Political Conspiracy in Napoleonic France: The Malet Affair
The French Revolution ushered in a period of political unrest in France which appeared never-ending, even when a seemingly stable government rose to power. After a series of failed Republican governments, Napoleon Bonaparte seized control on 18 Brumaire VIII, promising to uphold the revolutionary ideals that had permeated the nation. As time passed, however, it became clear that he aimed at gathering all political power for himself. With his consular and imperial regimes accepted by French citizens, Napoleon effectively returned the country to autocratic rule.
Needing talented officials to serve in his military, ministries, and prefectures, Napoleon enlisted the services of men whose ideologies ranged from Republican, to monarchist, to imperialists. Relying on officials whose political beliefs conflicted with those of the current regime engendered instability within his new government, making it possible for any enterprising political hopeful to strike a devastating blow against the Empire. Throughout the Napoleonic era, many dissidents attempted to overthrow Bonaparteâs regimes, but only one man achieved enough success to unsettle the Emperorâs belief that his government was secure.
General Claude-FranÃ§ois de Malet was a fervent Republican and despite frequent prison breaks and constant denunciations of Napoleon and his government, few people considered him a serious threat. Opinion would change after the night of 22 October 1812. The event, simply known as the Malet Conspiracy, was the single most successful coup attempted against the Napoleonic regime. During this attempt, Malet successfully deceived several high-ranking military officials, prompting them to place their troops under his control. The readiness with which these men followed Maletâs orders without question speaks to the fragility of Napoleonâs Empire, even among those he considered his most trustworthy devotees. Fearing that his Empire was on the verge of collapse, Napoleon chose to return to Paris from Russia only after hearing of the events set into motion by Malet.
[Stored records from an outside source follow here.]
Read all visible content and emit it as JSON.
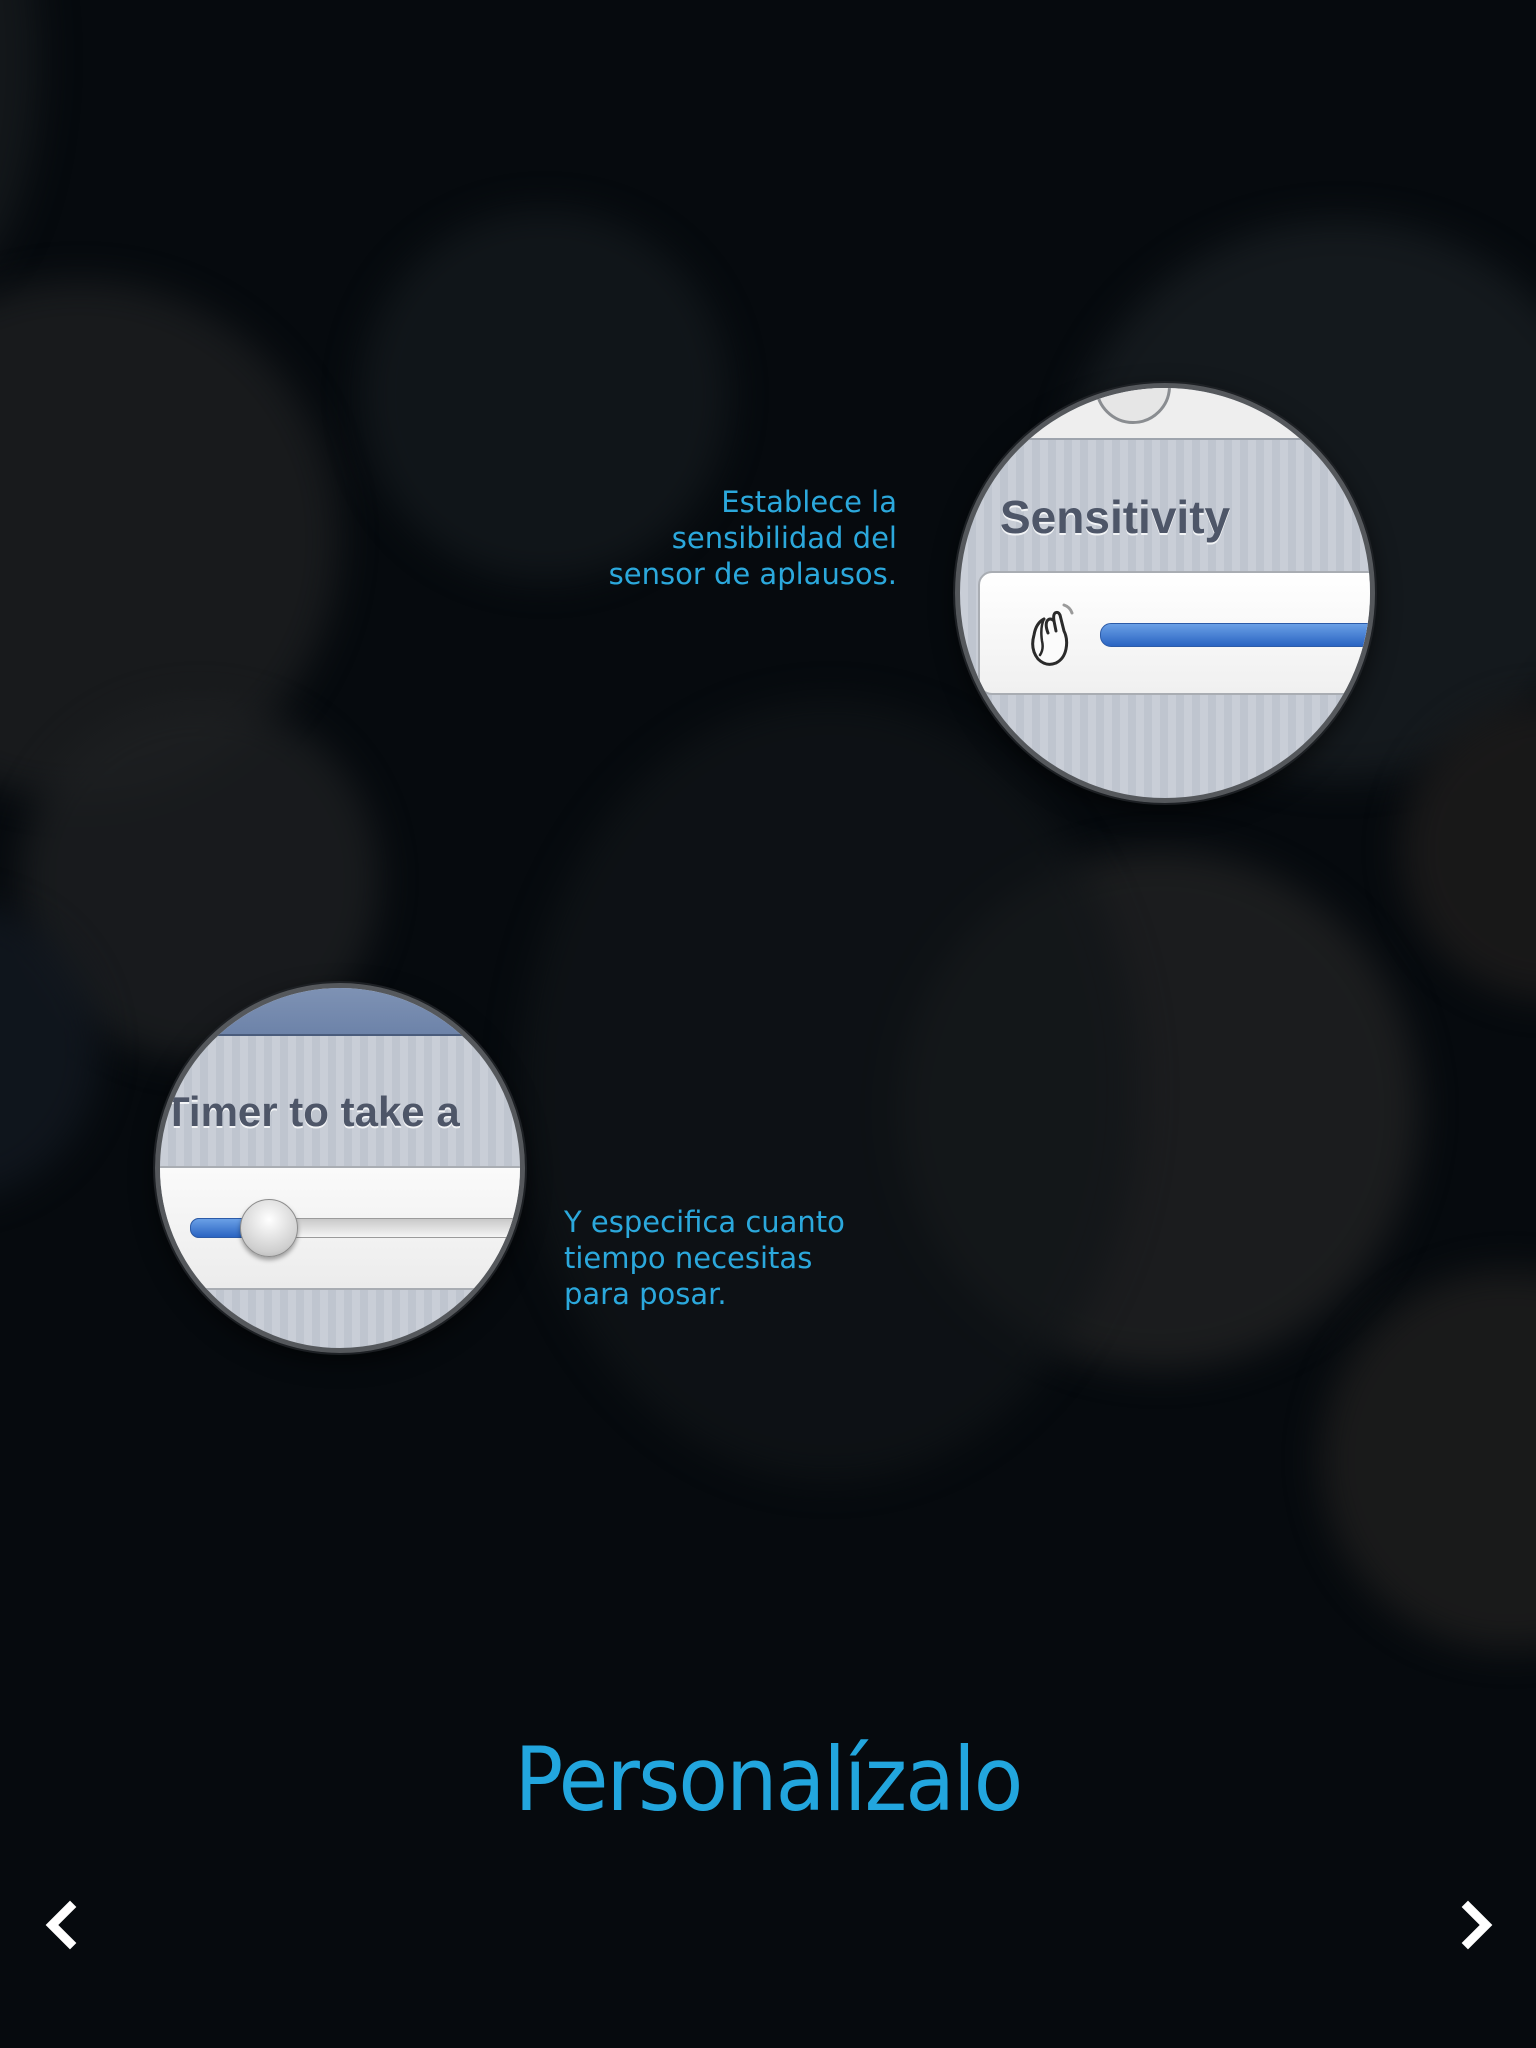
{
  "captions": {
    "sensitivity": [
      "Establece la",
      "sensibilidad del",
      "sensor de aplausos."
    ],
    "timer": [
      "Y especifica cuanto",
      "tiempo necesitas",
      "para posar."
    ]
  },
  "lens_sensitivity": {
    "heading": "Sensitivity",
    "slider_level": 1.0
  },
  "lens_timer": {
    "heading": "Timer to take a",
    "slider_level": 0.2
  },
  "page_title": "Personalízalo",
  "colors": {
    "accent": "#22a6de",
    "background": "#060a0e",
    "slider_fill": "#3a77d2"
  },
  "nav": {
    "prev_icon": "chevron-left-icon",
    "next_icon": "chevron-right-icon"
  }
}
After the nearly successful attempt, it became clear to Napoleon that running an imperial government required close, personal supervision, especially in the homeland of libertÃ©, Ã©galitÃ©, and fraternitÃ©.
Advisor:David F. Lindenfeld; Suzanne Marchand; Benjamin F. Martin
School:Louisiana State University in Shreveport
School Location:USA - Louisiana
Source Type:Master's Thesis
Date of Publication:11/16/2007